Dr. Greer’s gives her editing students plenty of practical experience in the classroom because they spend the summer semester editing Young Scholars in Writing (YSW), an undergraduate research journal in rhetoric and writing studies. I never took this class, but conversations with students who did and my own experiences as a contributing author tell me that the students probably gained a lot of practical experience, sending reviews and queries to authors, consulting fellow editors, and most importantly, seeing their hard work represented in print and electronic form.

Another interesting response came from an editing professor at California Lutheran University. She explained how her students had gone on to work for a press after taking her editing course. She asked if we did the same at TCU. Though I’m less familiar with the editing partnerships we’ve established between the English department and the Fort Worth community, I do know that a few of our students have interned at TCU Press, descant magazine, and eleven40seven journal. At least one of our students works in TCU’s Writing Center and has enjoyed learning how to edit as well as how to give developmental feedback while working as a writing consultant.

What I didn’t garner from the listserv correspondences was a robust list of editing exercises and activities to engage editing students in the practice of editing. I sent several follow-up emails inquiring as to whether my responders had any such activities because I keep wondering how to make time spent in class both practical and enjoyable, switching it up whenever possible (see Week Four: Keeping Things Interesting). The challenge is that switching it up requires changing activities, but the one we need to develop—the one editors spend most of their time doing—is what we’ve been doing: sit, edit, query, edit. Repeat.

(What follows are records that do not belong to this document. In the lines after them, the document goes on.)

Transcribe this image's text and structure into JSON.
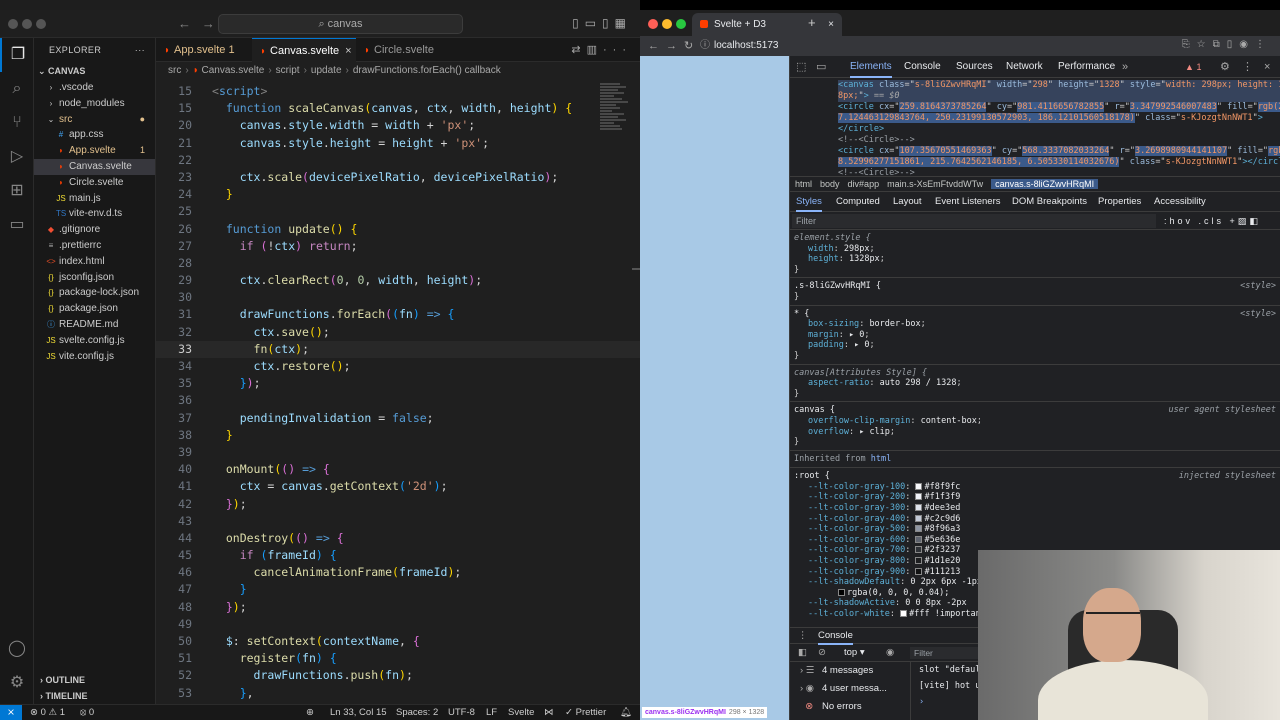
{
  "vscode": {
    "search_placeholder": "canvas",
    "explorer_title": "EXPLORER",
    "project": "CANVAS",
    "tree": [
      {
        "label": ".vscode",
        "kind": "folder",
        "depth": 1
      },
      {
        "label": "node_modules",
        "kind": "folder",
        "depth": 1
      },
      {
        "label": "src",
        "kind": "folder-open",
        "depth": 1,
        "modified": true
      },
      {
        "label": "app.css",
        "kind": "css",
        "depth": 2
      },
      {
        "label": "App.svelte",
        "kind": "svelte",
        "depth": 2,
        "badge": "1",
        "modified": true
      },
      {
        "label": "Canvas.svelte",
        "kind": "svelte",
        "depth": 2,
        "selected": true
      },
      {
        "label": "Circle.svelte",
        "kind": "svelte",
        "depth": 2
      },
      {
        "label": "main.js",
        "kind": "js",
        "depth": 2
      },
      {
        "label": "vite-env.d.ts",
        "kind": "ts",
        "depth": 2
      },
      {
        "label": ".gitignore",
        "kind": "git",
        "depth": 1
      },
      {
        "label": ".prettierrc",
        "kind": "cfg",
        "depth": 1
      },
      {
        "label": "index.html",
        "kind": "html",
        "depth": 1
      },
      {
        "label": "jsconfig.json",
        "kind": "json",
        "depth": 1
      },
      {
        "label": "package-lock.json",
        "kind": "json",
        "depth": 1
      },
      {
        "label": "package.json",
        "kind": "json",
        "depth": 1
      },
      {
        "label": "README.md",
        "kind": "md",
        "depth": 1
      },
      {
        "label": "svelte.config.js",
        "kind": "js",
        "depth": 1
      },
      {
        "label": "vite.config.js",
        "kind": "js",
        "depth": 1
      }
    ],
    "outline": "OUTLINE",
    "timeline": "TIMELINE",
    "tabs": [
      {
        "label": "App.svelte 1",
        "active": false
      },
      {
        "label": "Canvas.svelte",
        "active": true
      },
      {
        "label": "Circle.svelte",
        "active": false
      }
    ],
    "breadcrumbs": [
      "src",
      "Canvas.svelte",
      "script",
      "update",
      "drawFunctions.forEach() callback"
    ],
    "code": [
      {
        "n": "15",
        "html": "<span class=\"t-tag\">&lt;</span><span class=\"t-tagn\">script</span><span class=\"t-tag\">&gt;</span>",
        "indent": 0
      },
      {
        "n": "15",
        "html": "  <span class=\"t-bl\">function</span> <span class=\"t-fn\">scaleCanvas</span><span class=\"t-br1\">(</span><span class=\"t-var\">canvas</span>, <span class=\"t-var\">ctx</span>, <span class=\"t-var\">width</span>, <span class=\"t-var\">height</span><span class=\"t-br1\">)</span> <span class=\"t-br1\">{</span>"
      },
      {
        "n": "20",
        "html": "    <span class=\"t-var\">canvas</span>.<span class=\"t-var\">style</span>.<span class=\"t-var\">width</span> = <span class=\"t-var\">width</span> + <span class=\"t-str\">'px'</span>;"
      },
      {
        "n": "21",
        "html": "    <span class=\"t-var\">canvas</span>.<span class=\"t-var\">style</span>.<span class=\"t-var\">height</span> = <span class=\"t-var\">height</span> + <span class=\"t-str\">'px'</span>;"
      },
      {
        "n": "22",
        "html": ""
      },
      {
        "n": "23",
        "html": "    <span class=\"t-var\">ctx</span>.<span class=\"t-fn\">scale</span><span class=\"t-br2\">(</span><span class=\"t-var\">devicePixelRatio</span>, <span class=\"t-var\">devicePixelRatio</span><span class=\"t-br2\">)</span>;"
      },
      {
        "n": "24",
        "html": "  <span class=\"t-br1\">}</span>"
      },
      {
        "n": "25",
        "html": ""
      },
      {
        "n": "26",
        "html": "  <span class=\"t-bl\">function</span> <span class=\"t-fn\">update</span><span class=\"t-br1\">()</span> <span class=\"t-br1\">{</span>"
      },
      {
        "n": "27",
        "html": "    <span class=\"t-kw\">if</span> <span class=\"t-br2\">(</span>!<span class=\"t-var\">ctx</span><span class=\"t-br2\">)</span> <span class=\"t-kw\">return</span>;"
      },
      {
        "n": "28",
        "html": ""
      },
      {
        "n": "29",
        "html": "    <span class=\"t-var\">ctx</span>.<span class=\"t-fn\">clearRect</span><span class=\"t-br2\">(</span><span class=\"t-num\">0</span>, <span class=\"t-num\">0</span>, <span class=\"t-var\">width</span>, <span class=\"t-var\">height</span><span class=\"t-br2\">)</span>;"
      },
      {
        "n": "30",
        "html": ""
      },
      {
        "n": "31",
        "html": "    <span class=\"t-var\">drawFunctions</span>.<span class=\"t-fn\">forEach</span><span class=\"t-br2\">(</span><span class=\"t-br3\">(</span><span class=\"t-var\">fn</span><span class=\"t-br3\">)</span> <span class=\"t-bl\">=&gt;</span> <span class=\"t-br3\">{</span>"
      },
      {
        "n": "32",
        "html": "      <span class=\"t-var\">ctx</span>.<span class=\"t-fn\">save</span><span class=\"t-br1\">()</span>;"
      },
      {
        "n": "33",
        "html": "      <span class=\"t-fn\">fn</span><span class=\"t-br1\">(</span><span class=\"t-var\">ctx</span><span class=\"t-br1\">)</span>;",
        "current": true
      },
      {
        "n": "34",
        "html": "      <span class=\"t-var\">ctx</span>.<span class=\"t-fn\">restore</span><span class=\"t-br1\">()</span>;"
      },
      {
        "n": "35",
        "html": "    <span class=\"t-br3\">}</span><span class=\"t-br2\">)</span>;"
      },
      {
        "n": "36",
        "html": ""
      },
      {
        "n": "37",
        "html": "    <span class=\"t-var\">pendingInvalidation</span> = <span class=\"t-bl\">false</span>;"
      },
      {
        "n": "38",
        "html": "  <span class=\"t-br1\">}</span>"
      },
      {
        "n": "39",
        "html": ""
      },
      {
        "n": "40",
        "html": "  <span class=\"t-fn\">onMount</span><span class=\"t-br1\">(</span><span class=\"t-br2\">()</span> <span class=\"t-bl\">=&gt;</span> <span class=\"t-br2\">{</span>"
      },
      {
        "n": "41",
        "html": "    <span class=\"t-var\">ctx</span> = <span class=\"t-var\">canvas</span>.<span class=\"t-fn\">getContext</span><span class=\"t-br3\">(</span><span class=\"t-str\">'2d'</span><span class=\"t-br3\">)</span>;"
      },
      {
        "n": "42",
        "html": "  <span class=\"t-br2\">}</span><span class=\"t-br1\">)</span>;"
      },
      {
        "n": "43",
        "html": ""
      },
      {
        "n": "44",
        "html": "  <span class=\"t-fn\">onDestroy</span><span class=\"t-br1\">(</span><span class=\"t-br2\">()</span> <span class=\"t-bl\">=&gt;</span> <span class=\"t-br2\">{</span>"
      },
      {
        "n": "45",
        "html": "    <span class=\"t-kw\">if</span> <span class=\"t-br3\">(</span><span class=\"t-var\">frameId</span><span class=\"t-br3\">)</span> <span class=\"t-br3\">{</span>"
      },
      {
        "n": "46",
        "html": "      <span class=\"t-fn\">cancelAnimationFrame</span><span class=\"t-br1\">(</span><span class=\"t-var\">frameId</span><span class=\"t-br1\">)</span>;"
      },
      {
        "n": "47",
        "html": "    <span class=\"t-br3\">}</span>"
      },
      {
        "n": "48",
        "html": "  <span class=\"t-br2\">}</span><span class=\"t-br1\">)</span>;"
      },
      {
        "n": "49",
        "html": ""
      },
      {
        "n": "50",
        "html": "  <span class=\"t-var\">$</span>: <span class=\"t-fn\">setContext</span><span class=\"t-br1\">(</span><span class=\"t-var\">contextName</span>, <span class=\"t-br2\">{</span>"
      },
      {
        "n": "51",
        "html": "    <span class=\"t-fn\">register</span><span class=\"t-br3\">(</span><span class=\"t-var\">fn</span><span class=\"t-br3\">)</span> <span class=\"t-br3\">{</span>"
      },
      {
        "n": "52",
        "html": "      <span class=\"t-var\">drawFunctions</span>.<span class=\"t-fn\">push</span><span class=\"t-br1\">(</span><span class=\"t-var\">fn</span><span class=\"t-br1\">)</span>;"
      },
      {
        "n": "53",
        "html": "    <span class=\"t-br3\">}</span>,"
      }
    ],
    "status": {
      "errors": "0",
      "warnings": "1",
      "info": "0",
      "position": "Ln 33, Col 15",
      "spaces": "Spaces: 2",
      "encoding": "UTF-8",
      "eol": "LF",
      "language": "Svelte",
      "formatter": "Prettier"
    }
  },
  "chrome": {
    "tab_title": "Svelte + D3",
    "url": "localhost:5173",
    "page_label": "canvas.s-8liGZwvHRqMI",
    "page_label_size": "298 × 1328",
    "devtools_tabs": [
      "Elements",
      "Console",
      "Sources",
      "Network",
      "Performance"
    ],
    "warning_count": "1",
    "dom_lines": [
      "<span class=\"tn\">&lt;canvas</span> <span class=\"an\">class</span>=\"<span class=\"av\">s-8liGZwvHRqMI</span>\" <span class=\"an\">width</span>=\"<span class=\"av\">298</span>\" <span class=\"an\">height</span>=\"<span class=\"av\">1328</span>\" <span class=\"an\">style</span>=\"<span class=\"av\">width: 298px; height: 132</span>",
      "<span class=\"av\">8px;</span>\"<span class=\"tn\">&gt;</span> <span class=\"eq\">== $0</span>",
      "<span class=\"tn\">&lt;circle</span> <span class=\"an\">cx</span>=\"<span class=\"av sel\">259.8164373785264</span>\" <span class=\"an\">cy</span>=\"<span class=\"av sel\">981.4116656782855</span>\" <span class=\"an\">r</span>=\"<span class=\"av sel\">3.347992546007483</span>\" <span class=\"an\">fill</span>=\"<span class=\"av sel\">rgb(2</span>",
      "<span class=\"av sel\">7.124463129843764, 250.23199130572903, 186.12101560518178)</span>\" <span class=\"an\">class</span>=\"<span class=\"av\">s-KJozgtNnNWT1</span>\"<span class=\"tn\">&gt;</span>",
      "<span class=\"tn\">&lt;/circle&gt;</span>",
      "<span class=\"cm\">&lt;!--&lt;Circle&gt;--&gt;</span>",
      "<span class=\"tn\">&lt;circle</span> <span class=\"an\">cx</span>=\"<span class=\"av sel\">107.35670551469363</span>\" <span class=\"an\">cy</span>=\"<span class=\"av sel\">568.3337082033264</span>\" <span class=\"an\">r</span>=\"<span class=\"av sel\">3.2698980944141107</span>\" <span class=\"an\">fill</span>=\"<span class=\"av sel\">rgb(6</span>",
      "<span class=\"av sel\">8.52996277151861, 215.7642562146185, 6.505330114032676)</span>\" <span class=\"an\">class</span>=\"<span class=\"av\">s-KJozgtNnNWT1</span>\"<span class=\"tn\">&gt;&lt;/circle&gt;</span>",
      "<span class=\"cm\">&lt;!--&lt;Circle&gt;--&gt;</span>"
    ],
    "crumbs": [
      "html",
      "body",
      "div#app",
      "main.s-XsEmFtvddWTw",
      "canvas.s-8liGZwvHRqMI"
    ],
    "sub_tabs": [
      "Styles",
      "Computed",
      "Layout",
      "Event Listeners",
      "DOM Breakpoints",
      "Properties",
      "Accessibility"
    ],
    "filter_placeholder": "Filter",
    "filter_tools": ":hov .cls",
    "rules": [
      {
        "selector": "element.style {",
        "italic": true,
        "src": "",
        "props": [
          [
            "width",
            "298px"
          ],
          [
            "height",
            "1328px"
          ]
        ]
      },
      {
        "selector": ".s-8liGZwvHRqMI {",
        "italic": false,
        "src": "<style>",
        "props": []
      },
      {
        "selector": "* {",
        "italic": false,
        "src": "<style>",
        "props": [
          [
            "box-sizing",
            "border-box"
          ],
          [
            "margin",
            "▸ 0"
          ],
          [
            "padding",
            "▸ 0"
          ]
        ]
      },
      {
        "selector": "canvas[Attributes Style] {",
        "italic": true,
        "src": "",
        "props": [
          [
            "aspect-ratio",
            "auto 298 / 1328"
          ]
        ]
      },
      {
        "selector": "canvas {",
        "italic": false,
        "src": "user agent stylesheet",
        "props": [
          [
            "overflow-clip-margin",
            "content-box"
          ],
          [
            "overflow",
            "▸ clip"
          ]
        ]
      }
    ],
    "inherited_label": "Inherited from",
    "inherited_el": "html",
    "root_selector": ":root {",
    "root_src": "injected stylesheet",
    "root_props": [
      {
        "name": "--lt-color-gray-100",
        "value": "#f8f9fc",
        "swatch": "#f8f9fc"
      },
      {
        "name": "--lt-color-gray-200",
        "value": "#f1f3f9",
        "swatch": "#f1f3f9"
      },
      {
        "name": "--lt-color-gray-300",
        "value": "#dee3ed",
        "swatch": "#dee3ed"
      },
      {
        "name": "--lt-color-gray-400",
        "value": "#c2c9d6",
        "swatch": "#c2c9d6"
      },
      {
        "name": "--lt-color-gray-500",
        "value": "#8f96a3",
        "swatch": "#8f96a3"
      },
      {
        "name": "--lt-color-gray-600",
        "value": "#5e636e",
        "swatch": "#5e636e"
      },
      {
        "name": "--lt-color-gray-700",
        "value": "#2f3237",
        "swatch": "#2f3237"
      },
      {
        "name": "--lt-color-gray-800",
        "value": "#1d1e20",
        "swatch": "#1d1e20"
      },
      {
        "name": "--lt-color-gray-900",
        "value": "#111213",
        "swatch": "#111213"
      },
      {
        "name": "--lt-shadowDefault",
        "value": "0 2px 6px -1px",
        "swatch": ""
      },
      {
        "name": "",
        "value": "rgba(0, 0, 0, 0.04);",
        "swatch": "#000000"
      },
      {
        "name": "--lt-shadowActive",
        "value": "0 0 8px -2px",
        "swatch": ""
      },
      {
        "name": "--lt-color-white",
        "value": "#fff !important",
        "swatch": "#ffffff"
      }
    ],
    "drawer_tab": "Console",
    "console_context": "top ▾",
    "console_filter": "Filter",
    "console_groups": [
      {
        "icon": "☰",
        "label": "4 messages"
      },
      {
        "icon": "◉",
        "label": "4 user messa..."
      },
      {
        "icon": "⊗",
        "label": "No errors"
      }
    ],
    "console_lines": [
      "slot \"defaul",
      "[vite] hot u"
    ]
  }
}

Okay, it’s more complicated than that, but to an outsider or someone new to the practice, editing might seem incredibly boring and mundane, almost “trade-like.” Some scholars might see the mundanity of this practice as threatening to the creative and expressive potential of the liberal arts student. Certainly, the work involved in editing is hardly glamorous, and at times it’s just plain hard. Still, it’s useful work and someone has to do it. In the future, good copyeditors might be in even higher demand. Ohio University’s Editing and Education Foundation has held conferences for leaders in the editing field to discuss the direction this profession is taking and how to meet challenges presented by this new direction, and the general consensus from this organization seems to be that copyeditors will continue to find work, so long as they are equipped with the skills and practical experiences needed to edit for a new generation of media and its consumers.

Despite cries of woe from the liberal arts, I think TCU students benefit tremendously from the practical experience gained in our class and many of those who’ve had internships seem to excel in the class. I have no surefire answer to the keeping-things-interesting problem, but it does assure me that the practical editing exercises we do in class aren’t facilitated in vain. One cannot deny the benefits to students and the direct transfer of skills from classroom to copy desk that such exercises provide. I’ll be interested to see if any of the listserv responders I followed up with will offer activities they use in the classroom. If any editors, editing teachers, or editing students out there have ideas and a willingness to share, well dear reader(s), you have me as a captive audience.